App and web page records
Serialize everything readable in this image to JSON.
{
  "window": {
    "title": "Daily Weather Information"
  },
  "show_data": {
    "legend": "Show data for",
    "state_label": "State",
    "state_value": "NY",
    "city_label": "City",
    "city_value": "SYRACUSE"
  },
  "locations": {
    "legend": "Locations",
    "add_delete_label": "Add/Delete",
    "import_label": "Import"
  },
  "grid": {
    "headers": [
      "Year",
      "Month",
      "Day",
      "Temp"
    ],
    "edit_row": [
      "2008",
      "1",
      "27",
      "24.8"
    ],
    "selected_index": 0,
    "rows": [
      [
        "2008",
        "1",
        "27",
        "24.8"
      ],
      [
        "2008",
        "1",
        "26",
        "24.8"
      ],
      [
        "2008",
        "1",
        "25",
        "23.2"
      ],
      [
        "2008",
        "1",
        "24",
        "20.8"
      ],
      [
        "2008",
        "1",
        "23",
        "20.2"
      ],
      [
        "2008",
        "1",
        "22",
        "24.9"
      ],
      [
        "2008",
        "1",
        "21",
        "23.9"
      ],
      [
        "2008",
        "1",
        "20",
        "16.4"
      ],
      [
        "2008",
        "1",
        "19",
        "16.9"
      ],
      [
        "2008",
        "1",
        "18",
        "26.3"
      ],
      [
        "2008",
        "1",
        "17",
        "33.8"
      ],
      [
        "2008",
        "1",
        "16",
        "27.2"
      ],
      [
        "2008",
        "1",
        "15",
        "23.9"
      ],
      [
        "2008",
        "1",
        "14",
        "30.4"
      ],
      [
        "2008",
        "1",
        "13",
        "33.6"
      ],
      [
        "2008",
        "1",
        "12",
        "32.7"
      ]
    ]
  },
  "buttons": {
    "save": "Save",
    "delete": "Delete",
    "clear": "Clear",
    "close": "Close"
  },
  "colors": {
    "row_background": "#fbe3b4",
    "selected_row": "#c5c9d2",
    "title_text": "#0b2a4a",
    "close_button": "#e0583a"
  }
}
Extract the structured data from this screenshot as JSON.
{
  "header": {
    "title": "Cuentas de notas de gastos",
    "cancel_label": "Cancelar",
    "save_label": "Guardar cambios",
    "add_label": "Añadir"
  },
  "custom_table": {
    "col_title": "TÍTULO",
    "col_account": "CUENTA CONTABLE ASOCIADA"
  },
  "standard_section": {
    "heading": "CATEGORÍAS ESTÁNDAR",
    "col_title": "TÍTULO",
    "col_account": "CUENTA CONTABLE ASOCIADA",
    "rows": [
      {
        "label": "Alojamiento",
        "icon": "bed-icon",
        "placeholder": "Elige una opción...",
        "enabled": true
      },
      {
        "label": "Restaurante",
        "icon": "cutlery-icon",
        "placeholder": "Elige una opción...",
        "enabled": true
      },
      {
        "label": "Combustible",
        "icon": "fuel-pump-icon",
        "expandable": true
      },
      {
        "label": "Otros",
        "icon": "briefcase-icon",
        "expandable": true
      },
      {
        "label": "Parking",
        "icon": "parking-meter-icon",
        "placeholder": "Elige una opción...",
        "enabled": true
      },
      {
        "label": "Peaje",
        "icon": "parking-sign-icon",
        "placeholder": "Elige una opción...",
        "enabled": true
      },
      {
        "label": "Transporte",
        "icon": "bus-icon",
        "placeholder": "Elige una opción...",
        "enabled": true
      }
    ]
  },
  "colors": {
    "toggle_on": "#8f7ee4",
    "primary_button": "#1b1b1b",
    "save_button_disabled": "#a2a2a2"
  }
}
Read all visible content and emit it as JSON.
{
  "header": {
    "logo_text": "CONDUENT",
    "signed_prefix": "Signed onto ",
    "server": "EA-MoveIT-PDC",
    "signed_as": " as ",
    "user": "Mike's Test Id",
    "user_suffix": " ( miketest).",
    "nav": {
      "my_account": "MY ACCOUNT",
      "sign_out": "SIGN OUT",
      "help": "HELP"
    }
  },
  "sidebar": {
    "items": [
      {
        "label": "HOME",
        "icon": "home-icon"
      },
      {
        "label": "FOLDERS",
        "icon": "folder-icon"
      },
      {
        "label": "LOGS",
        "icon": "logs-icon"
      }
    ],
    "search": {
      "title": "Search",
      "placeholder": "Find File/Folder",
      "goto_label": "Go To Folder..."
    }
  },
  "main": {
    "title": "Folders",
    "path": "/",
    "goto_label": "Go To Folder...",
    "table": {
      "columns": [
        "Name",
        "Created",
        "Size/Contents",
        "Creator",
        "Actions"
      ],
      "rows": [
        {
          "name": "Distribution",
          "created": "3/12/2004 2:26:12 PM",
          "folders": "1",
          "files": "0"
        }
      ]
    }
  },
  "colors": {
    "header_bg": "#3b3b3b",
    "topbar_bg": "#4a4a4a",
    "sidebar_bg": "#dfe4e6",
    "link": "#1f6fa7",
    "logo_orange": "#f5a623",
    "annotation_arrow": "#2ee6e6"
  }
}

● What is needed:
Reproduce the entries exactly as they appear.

● Answer space:
Serialize everything readable in this image to JSON.
{
  "window": {
    "title": "Daily Weather Information"
  },
  "show_data": {
    "legend": "Show data for",
    "state_label": "State",
    "state_value": "NY",
    "city_label": "City",
    "city_value": "SYRACUSE"
  },
  "locations": {
    "legend": "Locations",
    "add_delete_label": "Add/Delete",
    "import_label": "Import"
  },
  "grid": {
    "headers": [
      "Year",
      "Month",
      "Day",
      "Temp"
    ],
    "edit_row": [
      "2008",
      "1",
      "27",
      "24.8"
    ],
    "selected_index": 0,
    "rows": [
      [
        "2008",
        "1",
        "27",
        "24.8"
      ],
      [
        "2008",
        "1",
        "26",
        "24.8"
      ],
      [
        "2008",
        "1",
        "25",
        "23.2"
      ],
      [
        "2008",
        "1",
        "24",
        "20.8"
      ],
      [
        "2008",
        "1",
        "23",
        "20.2"
      ],
      [
        "2008",
        "1",
        "22",
        "24.9"
      ],
      [
        "2008",
        "1",
        "21",
        "23.9"
      ],
      [
        "2008",
        "1",
        "20",
        "16.4"
      ],
      [
        "2008",
        "1",
        "19",
        "16.9"
      ],
      [
        "2008",
        "1",
        "18",
        "26.3"
      ],
      [
        "2008",
        "1",
        "17",
        "33.8"
      ],
      [
        "2008",
        "1",
        "16",
        "27.2"
      ],
      [
        "2008",
        "1",
        "15",
        "23.9"
      ],
      [
        "2008",
        "1",
        "14",
        "30.4"
      ],
      [
        "2008",
        "1",
        "13",
        "33.6"
      ],
      [
        "2008",
        "1",
        "12",
        "32.7"
      ]
    ]
  },
  "buttons": {
    "save": "Save",
    "delete": "Delete",
    "clear": "Clear",
    "close": "Close"
  },
  "colors": {
    "row_background": "#fbe3b4",
    "selected_row": "#c5c9d2",
    "title_text": "#0b2a4a",
    "close_button": "#e0583a"
  }
}
Extract the structured data from this screenshot as JSON.
{
  "header": {
    "title": "Cuentas de notas de gastos",
    "cancel_label": "Cancelar",
    "save_label": "Guardar cambios",
    "add_label": "Añadir"
  },
  "custom_table": {
    "col_title": "TÍTULO",
    "col_account": "CUENTA CONTABLE ASOCIADA"
  },
  "standard_section": {
    "heading": "CATEGORÍAS ESTÁNDAR",
    "col_title": "TÍTULO",
    "col_account": "CUENTA CONTABLE ASOCIADA",
    "rows": [
      {
        "label": "Alojamiento",
        "icon": "bed-icon",
        "placeholder": "Elige una opción...",
        "enabled": true
      },
      {
        "label": "Restaurante",
        "icon": "cutlery-icon",
        "placeholder": "Elige una opción...",
        "enabled": true
      },
      {
        "label": "Combustible",
        "icon": "fuel-pump-icon",
        "expandable": true
      },
      {
        "label": "Otros",
        "icon": "briefcase-icon",
        "expandable": true
      },
      {
        "label": "Parking",
        "icon": "parking-meter-icon",
        "placeholder": "Elige una opción...",
        "enabled": true
      },
      {
        "label": "Peaje",
        "icon": "parking-sign-icon",
        "placeholder": "Elige una opción...",
        "enabled": true
      },
      {
        "label": "Transporte",
        "icon": "bus-icon",
        "placeholder": "Elige una opción...",
        "enabled": true
      }
    ]
  },
  "colors": {
    "toggle_on": "#8f7ee4",
    "primary_button": "#1b1b1b",
    "save_button_disabled": "#a2a2a2"
  }
}
Read all visible content and emit it as JSON.
{
  "header": {
    "logo_text": "CONDUENT",
    "signed_prefix": "Signed onto ",
    "server": "EA-MoveIT-PDC",
    "signed_as": " as ",
    "user": "Mike's Test Id",
    "user_suffix": " ( miketest).",
    "nav": {
      "my_account": "MY ACCOUNT",
      "sign_out": "SIGN OUT",
      "help": "HELP"
    }
  },
  "sidebar": {
    "items": [
      {
        "label": "HOME",
        "icon": "home-icon"
      },
      {
        "label": "FOLDERS",
        "icon": "folder-icon"
      },
      {
        "label": "LOGS",
        "icon": "logs-icon"
      }
    ],
    "search": {
      "title": "Search",
      "placeholder": "Find File/Folder",
      "goto_label": "Go To Folder..."
    }
  },
  "main": {
    "title": "Folders",
    "path": "/",
    "goto_label": "Go To Folder...",
    "table": {
      "columns": [
        "Name",
        "Created",
        "Size/Contents",
        "Creator",
        "Actions"
      ],
      "rows": [
        {
          "name": "Distribution",
          "created": "3/12/2004 2:26:12 PM",
          "folders": "1",
          "files": "0"
        }
      ]
    }
  },
  "colors": {
    "header_bg": "#3b3b3b",
    "topbar_bg": "#4a4a4a",
    "sidebar_bg": "#dfe4e6",
    "link": "#1f6fa7",
    "logo_orange": "#f5a623",
    "annotation_arrow": "#2ee6e6"
  }
}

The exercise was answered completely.